In the aftermath, there has been a huge amount of ink spilled on the scams, the rug pulls, the out and out Ponzi schemes, and the tragic tales of the marks that the cons convinced to part with their hard earned dollars, chasing the returns.
First - Ethics
As mentioned, I had naively assumed that product managers were ethical by nature. This has been completely disabused. I had thought that the annual Code of Business Conduct exercises were unnecessary, as we hewed to a higher order.
I always thought the Crypto ecosystem was just crap. The number of bad actors, the gullible people who were caught up in it. I know that I would never be able to park my scruples for this. But my crusade appears to be tilting at windmills. Clearly, there are plenty of members of our community who will work for their personal benefit, ceding the moral high road.
And that fucking disgusts me. It makes me want to just walk away from product. For real.
Next - scummy people
Sure, I can buy that there are ethically challenged product people. But they in general do not have the power to go full mad scientist evil doer. Nope, that requires some scummy people. People without a moral compass, like Alex Machinsky, founder of the Celsius Network, a service where you could leverage your crypto to “invest”3 and earn returns. But this fuggin’ guy (Mashinsky) is just a through and through fraudster.
Alas, this was enabled by the long stretch of ZIRP4 making these monsters seem like financial geniuses. Now people like SBF, Alex Mashinsky, and CZ are caught out as the scammers that they are.
Some additional resources
I have become addicted to reading the Web3 is Going Great website maintained by skeptic Molly White (highly recommend reading her).
The best YouTube investigator of this genre is @CoffeeZilla. He is meticulous, and in the last year has been on absolute FIRE chasing these finbro scumbags to ground.
Speaking of Molly White, she has a Substack, and she has helpfully put together a handy page: The (Edited) Latecomer's Guide to Crypto (mollywhite.net) that is totally worth the read.
Lastly, while if I could go back to the past, I would go to 2010 and tell myself then to buy $1000 of Bitcoin, then store it in an cold wallet, and then with the advice to sell it all in late November 2021 when it was trading at ~ $68k per coin.

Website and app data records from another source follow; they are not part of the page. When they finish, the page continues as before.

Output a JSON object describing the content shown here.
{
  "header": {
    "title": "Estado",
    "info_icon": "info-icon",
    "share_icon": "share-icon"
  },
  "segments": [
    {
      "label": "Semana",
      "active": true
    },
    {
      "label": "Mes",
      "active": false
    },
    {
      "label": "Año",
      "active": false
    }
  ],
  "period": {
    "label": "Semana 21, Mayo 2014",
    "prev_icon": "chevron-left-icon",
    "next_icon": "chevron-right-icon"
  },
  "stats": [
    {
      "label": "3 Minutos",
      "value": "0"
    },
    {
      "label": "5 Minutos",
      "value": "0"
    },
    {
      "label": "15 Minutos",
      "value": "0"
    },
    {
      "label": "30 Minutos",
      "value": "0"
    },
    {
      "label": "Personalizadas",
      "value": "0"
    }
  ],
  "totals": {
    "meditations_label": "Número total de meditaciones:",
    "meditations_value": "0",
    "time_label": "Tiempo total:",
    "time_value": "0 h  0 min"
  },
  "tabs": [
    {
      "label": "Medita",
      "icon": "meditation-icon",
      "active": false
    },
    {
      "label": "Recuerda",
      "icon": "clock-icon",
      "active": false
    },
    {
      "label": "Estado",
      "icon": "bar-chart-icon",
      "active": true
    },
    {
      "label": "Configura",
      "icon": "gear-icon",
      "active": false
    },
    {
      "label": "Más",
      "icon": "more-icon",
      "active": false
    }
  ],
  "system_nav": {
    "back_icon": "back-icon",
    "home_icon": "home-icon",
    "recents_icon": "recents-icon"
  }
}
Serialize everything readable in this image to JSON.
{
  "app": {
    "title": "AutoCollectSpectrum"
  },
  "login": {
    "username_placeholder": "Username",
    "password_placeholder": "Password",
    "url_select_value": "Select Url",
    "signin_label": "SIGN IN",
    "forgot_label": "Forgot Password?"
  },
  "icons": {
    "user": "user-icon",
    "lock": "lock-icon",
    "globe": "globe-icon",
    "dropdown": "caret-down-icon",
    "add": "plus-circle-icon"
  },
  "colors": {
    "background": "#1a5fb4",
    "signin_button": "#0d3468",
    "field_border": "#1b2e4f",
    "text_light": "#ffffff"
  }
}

And that is as close as I ever want to get to cryptocurrency.
dogecoin was created as a joke, but when St. Elon Musk began promoting it, a lot of people were fleeced of their hard earned cash. ↩
I have heard SBF expanded to “Sam Bankrun-Fraud” and everytime I read that, I laugh inside ↩
By invest, I mean speculate on highly risky investments in crypto ↩
Zero Interest Rate Policies, the Fed set rates at or near 0% in the decade after the GFC, but as soon as interest rates began rising, the rugs were pulled